Lines that include the word "Process" should be copied from the listing that follows.
··· Extracted entries ···
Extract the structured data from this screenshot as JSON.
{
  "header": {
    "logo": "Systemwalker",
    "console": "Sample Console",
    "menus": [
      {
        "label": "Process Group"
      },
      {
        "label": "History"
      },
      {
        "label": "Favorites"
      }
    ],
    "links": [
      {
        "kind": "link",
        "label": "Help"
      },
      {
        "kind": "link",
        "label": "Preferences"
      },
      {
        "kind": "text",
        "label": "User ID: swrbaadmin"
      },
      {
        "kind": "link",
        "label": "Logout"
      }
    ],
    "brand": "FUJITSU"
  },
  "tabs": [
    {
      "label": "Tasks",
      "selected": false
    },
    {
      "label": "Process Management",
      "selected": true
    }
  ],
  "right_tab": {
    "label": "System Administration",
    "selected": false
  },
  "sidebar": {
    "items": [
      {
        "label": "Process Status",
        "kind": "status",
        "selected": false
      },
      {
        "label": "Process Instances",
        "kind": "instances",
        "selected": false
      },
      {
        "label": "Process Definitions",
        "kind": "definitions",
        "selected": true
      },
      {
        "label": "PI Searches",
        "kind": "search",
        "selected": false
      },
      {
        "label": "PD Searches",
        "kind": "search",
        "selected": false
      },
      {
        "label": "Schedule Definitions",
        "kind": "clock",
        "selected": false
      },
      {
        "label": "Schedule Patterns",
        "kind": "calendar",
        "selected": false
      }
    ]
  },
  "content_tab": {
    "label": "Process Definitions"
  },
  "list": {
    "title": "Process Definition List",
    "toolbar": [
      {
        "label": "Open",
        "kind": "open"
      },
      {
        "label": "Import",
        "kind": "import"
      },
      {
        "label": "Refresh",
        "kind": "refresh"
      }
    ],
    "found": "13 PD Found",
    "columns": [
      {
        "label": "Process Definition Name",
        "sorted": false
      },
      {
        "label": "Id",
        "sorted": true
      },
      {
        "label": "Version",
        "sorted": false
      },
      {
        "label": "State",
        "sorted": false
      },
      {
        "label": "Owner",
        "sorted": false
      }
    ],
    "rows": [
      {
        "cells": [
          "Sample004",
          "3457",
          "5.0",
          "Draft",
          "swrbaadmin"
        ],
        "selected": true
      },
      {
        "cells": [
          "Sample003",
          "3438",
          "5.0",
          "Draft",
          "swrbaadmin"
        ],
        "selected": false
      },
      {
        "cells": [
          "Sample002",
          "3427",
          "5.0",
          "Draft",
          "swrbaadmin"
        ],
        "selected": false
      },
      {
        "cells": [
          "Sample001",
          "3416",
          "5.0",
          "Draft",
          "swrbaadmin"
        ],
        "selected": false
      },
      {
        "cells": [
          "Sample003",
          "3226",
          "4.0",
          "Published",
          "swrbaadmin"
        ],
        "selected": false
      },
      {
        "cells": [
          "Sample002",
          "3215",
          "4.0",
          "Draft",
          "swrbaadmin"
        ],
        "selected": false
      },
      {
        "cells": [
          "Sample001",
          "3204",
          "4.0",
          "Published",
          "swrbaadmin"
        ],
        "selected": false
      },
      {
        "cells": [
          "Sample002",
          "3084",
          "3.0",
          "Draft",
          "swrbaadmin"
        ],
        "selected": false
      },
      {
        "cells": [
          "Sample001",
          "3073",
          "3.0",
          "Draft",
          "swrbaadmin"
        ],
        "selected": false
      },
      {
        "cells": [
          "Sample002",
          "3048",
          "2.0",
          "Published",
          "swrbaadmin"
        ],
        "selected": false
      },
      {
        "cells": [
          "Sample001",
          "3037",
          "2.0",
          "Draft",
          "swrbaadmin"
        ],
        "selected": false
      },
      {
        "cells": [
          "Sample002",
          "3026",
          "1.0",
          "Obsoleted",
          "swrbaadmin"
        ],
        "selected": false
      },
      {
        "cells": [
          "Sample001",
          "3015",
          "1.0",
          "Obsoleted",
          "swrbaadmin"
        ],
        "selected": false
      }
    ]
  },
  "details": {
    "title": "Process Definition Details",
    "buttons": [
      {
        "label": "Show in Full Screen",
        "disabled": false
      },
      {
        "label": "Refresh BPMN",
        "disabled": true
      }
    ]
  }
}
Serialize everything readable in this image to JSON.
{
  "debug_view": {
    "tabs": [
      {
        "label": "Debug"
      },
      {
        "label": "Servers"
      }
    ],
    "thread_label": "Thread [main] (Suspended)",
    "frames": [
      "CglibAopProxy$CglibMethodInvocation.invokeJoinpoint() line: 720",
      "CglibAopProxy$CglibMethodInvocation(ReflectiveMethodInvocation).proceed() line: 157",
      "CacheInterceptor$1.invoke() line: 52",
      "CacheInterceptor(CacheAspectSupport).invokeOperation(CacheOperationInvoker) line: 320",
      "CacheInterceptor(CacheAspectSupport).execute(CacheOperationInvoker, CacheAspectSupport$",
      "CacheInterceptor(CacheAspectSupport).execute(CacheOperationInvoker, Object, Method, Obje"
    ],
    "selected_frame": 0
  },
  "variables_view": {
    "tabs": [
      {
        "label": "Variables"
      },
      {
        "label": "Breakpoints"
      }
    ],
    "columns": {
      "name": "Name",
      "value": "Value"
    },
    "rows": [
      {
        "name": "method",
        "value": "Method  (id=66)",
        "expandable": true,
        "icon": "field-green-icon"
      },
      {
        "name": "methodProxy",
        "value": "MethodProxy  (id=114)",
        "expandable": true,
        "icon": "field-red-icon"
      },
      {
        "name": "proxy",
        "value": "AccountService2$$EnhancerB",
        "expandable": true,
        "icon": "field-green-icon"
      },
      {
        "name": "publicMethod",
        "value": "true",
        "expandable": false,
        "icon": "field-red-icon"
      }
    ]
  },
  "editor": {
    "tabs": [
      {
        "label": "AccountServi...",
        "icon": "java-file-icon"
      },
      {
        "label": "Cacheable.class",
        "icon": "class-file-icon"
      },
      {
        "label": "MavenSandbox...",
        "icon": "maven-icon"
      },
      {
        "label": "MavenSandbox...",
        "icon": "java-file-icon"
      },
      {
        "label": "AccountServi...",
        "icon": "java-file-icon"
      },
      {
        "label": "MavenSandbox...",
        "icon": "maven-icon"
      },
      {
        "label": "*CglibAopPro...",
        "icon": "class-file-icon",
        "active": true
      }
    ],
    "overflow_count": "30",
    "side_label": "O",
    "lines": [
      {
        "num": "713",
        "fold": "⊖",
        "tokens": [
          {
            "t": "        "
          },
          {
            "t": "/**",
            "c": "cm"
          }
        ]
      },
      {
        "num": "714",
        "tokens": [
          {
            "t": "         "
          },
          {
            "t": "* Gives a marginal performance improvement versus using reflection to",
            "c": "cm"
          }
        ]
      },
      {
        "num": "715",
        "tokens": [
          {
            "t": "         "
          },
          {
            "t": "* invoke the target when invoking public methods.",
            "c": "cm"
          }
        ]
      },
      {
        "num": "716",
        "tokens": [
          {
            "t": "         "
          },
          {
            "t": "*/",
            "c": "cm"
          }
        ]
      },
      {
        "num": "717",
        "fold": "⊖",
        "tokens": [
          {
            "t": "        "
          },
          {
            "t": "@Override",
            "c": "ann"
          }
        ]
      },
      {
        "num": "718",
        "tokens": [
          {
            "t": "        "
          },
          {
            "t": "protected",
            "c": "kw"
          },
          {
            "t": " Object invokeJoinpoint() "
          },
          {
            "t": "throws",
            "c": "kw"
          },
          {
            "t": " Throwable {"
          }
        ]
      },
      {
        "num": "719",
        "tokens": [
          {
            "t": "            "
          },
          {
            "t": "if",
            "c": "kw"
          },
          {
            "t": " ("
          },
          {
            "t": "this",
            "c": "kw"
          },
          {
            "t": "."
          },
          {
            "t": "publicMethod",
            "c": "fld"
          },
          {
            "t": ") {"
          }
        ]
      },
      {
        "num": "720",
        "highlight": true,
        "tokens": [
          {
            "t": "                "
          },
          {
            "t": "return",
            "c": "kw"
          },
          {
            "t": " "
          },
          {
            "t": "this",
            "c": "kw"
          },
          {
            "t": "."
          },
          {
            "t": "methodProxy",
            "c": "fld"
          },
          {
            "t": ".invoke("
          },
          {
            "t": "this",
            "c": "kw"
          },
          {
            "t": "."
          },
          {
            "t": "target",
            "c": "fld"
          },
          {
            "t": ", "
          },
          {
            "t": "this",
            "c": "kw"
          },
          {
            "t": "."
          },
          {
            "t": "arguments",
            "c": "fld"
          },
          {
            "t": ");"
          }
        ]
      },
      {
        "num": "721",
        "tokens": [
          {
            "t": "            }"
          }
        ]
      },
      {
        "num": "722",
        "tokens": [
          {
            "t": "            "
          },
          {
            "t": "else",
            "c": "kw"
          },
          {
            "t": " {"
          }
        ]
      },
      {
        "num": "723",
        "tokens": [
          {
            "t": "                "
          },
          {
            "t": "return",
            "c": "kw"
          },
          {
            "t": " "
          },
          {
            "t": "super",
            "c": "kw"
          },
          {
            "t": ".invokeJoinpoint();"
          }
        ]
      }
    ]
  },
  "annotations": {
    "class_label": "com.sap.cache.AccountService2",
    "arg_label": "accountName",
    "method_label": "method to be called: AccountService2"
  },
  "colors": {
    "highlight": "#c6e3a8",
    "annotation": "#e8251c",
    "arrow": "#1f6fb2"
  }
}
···
#### Exercise answer:
        "label": "Process Group"
      "label": "Process Management",
        "label": "Process Status",
        "label": "Process Instances",
        "label": "Process Definitions",
    "label": "Process Definitions"
    "title": "Process Definition List",
        "label": "Process Definition Name",
    "title": "Process Definition Details",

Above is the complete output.